I signed up to review Lionel Richie because a friend of mine had seen him live and told me he actually danced on the ceiling, which was a feat I had to see for myself. Arriving at the LG Arena, I feel slightly out of place but with fabulous tickets; beer in hand, I sense this could be a fun night. Luckily, there is no support for tonight’s show as I probably would have missed it, because it has taken forever to get from the car park to the arena let alone purchase a drink.
Just seconds after the lights go down, Lionel walks on stage in an unassuming manner to the shock of most of the audience, who were expecting to tempt the artist out with their cheers. However, once on stage, he runs from side to side encouraging the audience to applaud and be upstanding, posing politely for the photographers. Lionel sits down at the piano and launches into Easy, which is a classic in everyone’s vocabulary, his vocals and playing are fantastic; tonight is looking set to be a treat. At the end of the track, his band are revealed, a collective of five incredibly competent musicians, who then continue with All Around the World and Just Go, his new track featuring Akon. The stage is lacking any fuss, there are screens at the back and overhead that are showing simple visuals when the cameras are not on Lionel or the audience; this ensures you keep your eye on the star of the show, Mr Richie.
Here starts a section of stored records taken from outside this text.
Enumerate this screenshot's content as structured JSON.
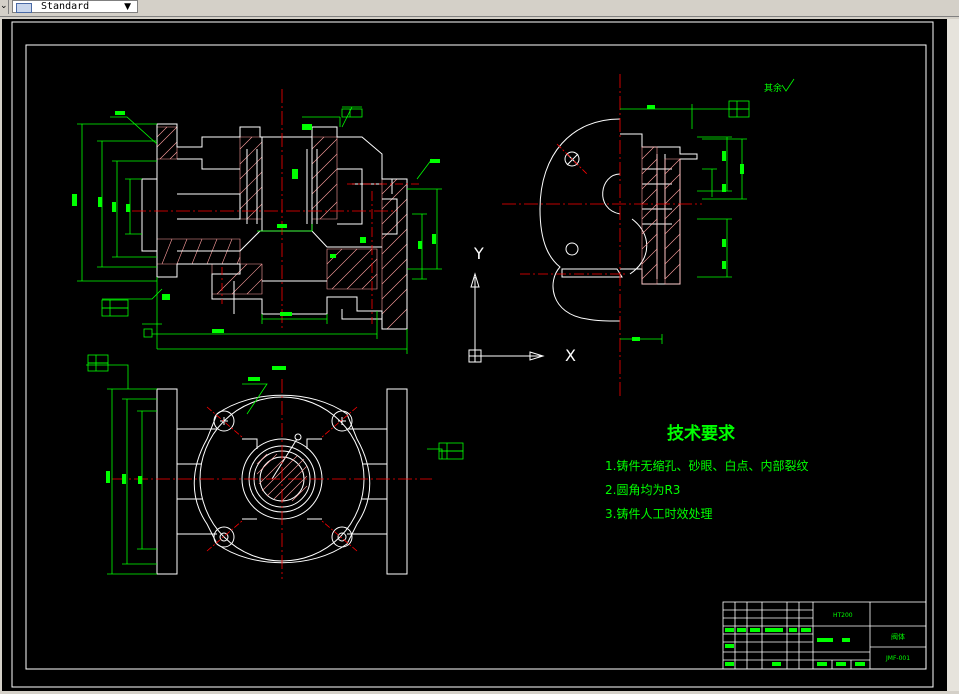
{
  "toolbar": {
    "style_combo": {
      "value": "Standard",
      "icon": "text-style-icon",
      "arrow": "▼"
    },
    "left_glyph": "⌄"
  },
  "drawing": {
    "axis_y_label": "Y",
    "axis_x_label": "X",
    "roughness_note": "其余",
    "tech_title": "技术要求",
    "tech_items": [
      "1.铸件无缩孔、砂眼、白点、内部裂纹",
      "2.圆角均为R3",
      "3.铸件人工时效处理"
    ],
    "title_block": {
      "part_name": "阀体",
      "drawing_no": "JMF-001",
      "material": "HT200"
    }
  },
  "colors": {
    "background": "#000000",
    "outline": "#ffffff",
    "dimension": "#00ff00",
    "center_line": "#ff0000",
    "hatch": "#ff9f9f",
    "frame": "#ffffff"
  }
}
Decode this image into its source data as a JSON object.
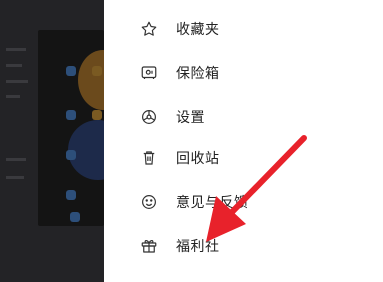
{
  "menu": {
    "items": [
      {
        "label": "收藏夹",
        "icon": "star-icon"
      },
      {
        "label": "保险箱",
        "icon": "safe-icon"
      },
      {
        "label": "设置",
        "icon": "settings-icon"
      },
      {
        "label": "回收站",
        "icon": "trash-icon"
      },
      {
        "label": "意见与反馈",
        "icon": "smile-icon"
      },
      {
        "label": "福利社",
        "icon": "gift-icon"
      }
    ]
  },
  "annotation": {
    "color": "#e8222b",
    "points_to": "福利社"
  },
  "colors": {
    "panel": "#ffffff",
    "overlay": "#1f1f22",
    "text": "#222222"
  }
}
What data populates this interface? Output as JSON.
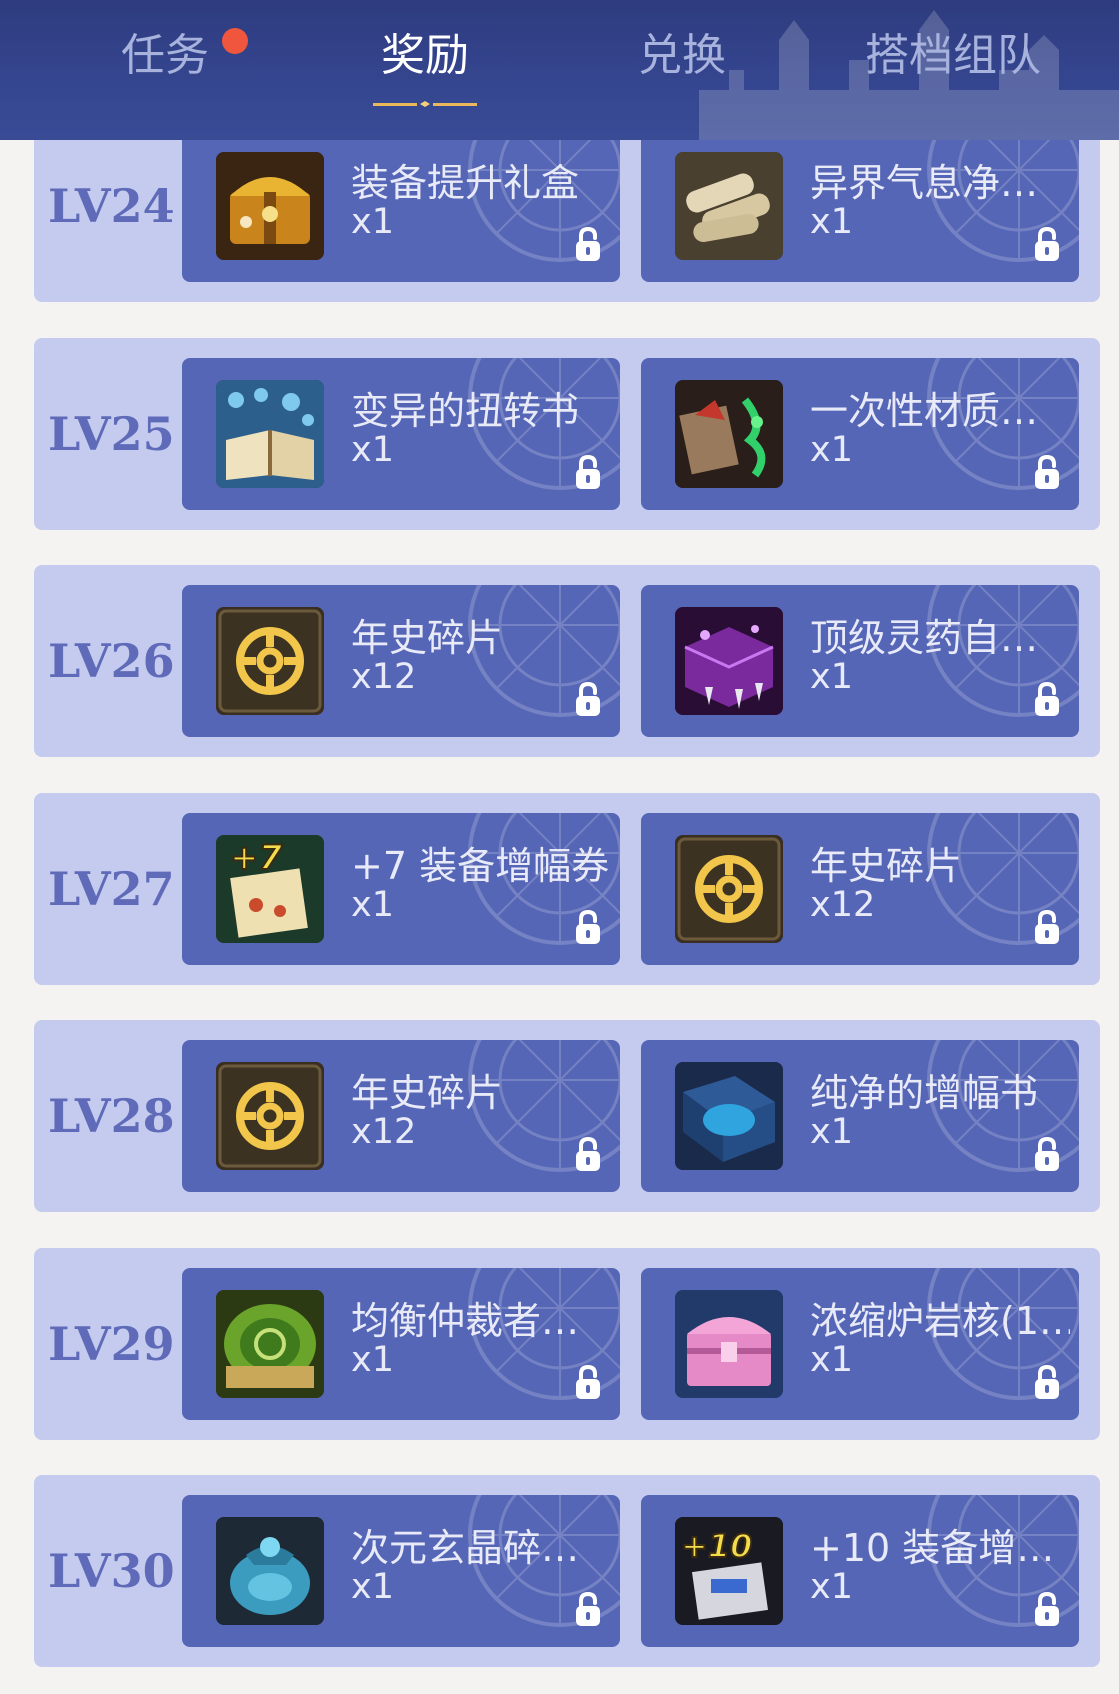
{
  "tabs": [
    {
      "label": "任务",
      "active": false,
      "has_dot": true
    },
    {
      "label": "奖励",
      "active": true,
      "has_dot": false
    },
    {
      "label": "兑换",
      "active": false,
      "has_dot": false
    },
    {
      "label": "搭档组队",
      "active": false,
      "has_dot": false
    }
  ],
  "colors": {
    "header_bg": "#33428a",
    "row_bg": "#c4cbef",
    "card_bg": "#5666b6",
    "level_text": "#5f6bb8",
    "badge_dot": "#f0553e",
    "active_underline": "#e8b85a"
  },
  "rewards": [
    {
      "level": "LV24",
      "items": [
        {
          "name": "装备提升礼盒",
          "qty": "x1",
          "icon": "golden-chest-icon",
          "locked": true
        },
        {
          "name": "异界气息净…",
          "qty": "x1",
          "icon": "scroll-bundle-icon",
          "locked": true
        }
      ]
    },
    {
      "level": "LV25",
      "items": [
        {
          "name": "变异的扭转书",
          "qty": "x1",
          "icon": "open-book-icon",
          "locked": true
        },
        {
          "name": "一次性材质…",
          "qty": "x1",
          "icon": "material-box-icon",
          "locked": true
        }
      ]
    },
    {
      "level": "LV26",
      "items": [
        {
          "name": "年史碎片",
          "qty": "x12",
          "icon": "chronicle-fragment-icon",
          "locked": true
        },
        {
          "name": "顶级灵药自…",
          "qty": "x1",
          "icon": "elixir-crate-icon",
          "locked": true
        }
      ]
    },
    {
      "level": "LV27",
      "items": [
        {
          "name": "+7 装备增幅券",
          "qty": "x1",
          "icon": "amplify-ticket-plus7-icon",
          "locked": true
        },
        {
          "name": "年史碎片",
          "qty": "x12",
          "icon": "chronicle-fragment-icon",
          "locked": true
        }
      ]
    },
    {
      "level": "LV28",
      "items": [
        {
          "name": "年史碎片",
          "qty": "x12",
          "icon": "chronicle-fragment-icon",
          "locked": true
        },
        {
          "name": "纯净的增幅书",
          "qty": "x1",
          "icon": "blue-tome-icon",
          "locked": true
        }
      ]
    },
    {
      "level": "LV29",
      "items": [
        {
          "name": "均衡仲裁者…",
          "qty": "x1",
          "icon": "green-emblem-icon",
          "locked": true
        },
        {
          "name": "浓缩炉岩核(1…",
          "qty": "x1",
          "icon": "pink-chest-icon",
          "locked": true
        }
      ]
    },
    {
      "level": "LV30",
      "items": [
        {
          "name": "次元玄晶碎…",
          "qty": "x1",
          "icon": "crystal-pouch-icon",
          "locked": true
        },
        {
          "name": "+10 装备增…",
          "qty": "x1",
          "icon": "amplify-ticket-plus10-icon",
          "locked": true
        }
      ]
    }
  ]
}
The set proceeds with Penny Lover and Just For You, before Lionel announces that tonight The Drifters are in the audience, but rather than have them on stage to perform they get the pleasure of watching him. And the next track is pure pleasure, Stuck On You. The audience are on their feet, singing at the top of their voices and relishing every minute. Continuing with Tender Heart, Angel and Ballerina Girl, Richie’s vocals maintain their high standard; however, my mind starts to wonder , thinking about Lionel’s adventures in the Top Gear Liana, as the songs are a little too “middle of the road” for my liking. The pace increases with the faster track Running with the Night, where the guitarist, who looks and plays more like a member of Def Leppard, came into his own, resulting in a vast amount of unnecessary but amusing rock poses. Back to the classic of Say You, Say Me, before Richie sits down to the piano to play three numbers including Hello. Probably one of his most famous tracks, Hello would have been perfect had it been played solely on the piano, regrettably there is an addition of some 80’s electro backing, but yet no clay! Wandering Stranger leads into a brief costume change and a selection of Commodores tracks, Lady (You Bring Me Up) and Brick House, which are as funky as hell, followed by Three Times a Lady and Sail On.
The last track of the main show is Dancing On The Ceiling, and the arena erupts. You cannot help but dance to this track, and from the actions of Richie and his bass player one big bosomed lady was dancing a little too much, but this added to the fun of the track, including a brief interlude into Van Halen’s Jump. All too soon the track finishes and Richie leaves the stage to a standing ovation, only to return quickly to perform Endless Love, encouraging all the ladies in the audience to sing Diana’s part. The encore continues with Don’t Stop the Music, My Destiny and Truly, all of which keep the momentum going with the finale being left to All Night Long. Yet again, Richie wallops you with an 80’s classic. Despite his failed efforts at encouraging the audience to salsa, Richie has everyone dancing, singing and clapping.
Lionel Richie is a master of a genre which doesn’t always appeal to me, but then I don’t think he is writing music for me. His vocals and enthusiasm are amazing, he moved across the stage with more vigour than musicians half his age and even though he didn’t actually dance on the ceiling he couldn’t have given more to his audience.
Review – Toni Woodward
Photos – Chris Barber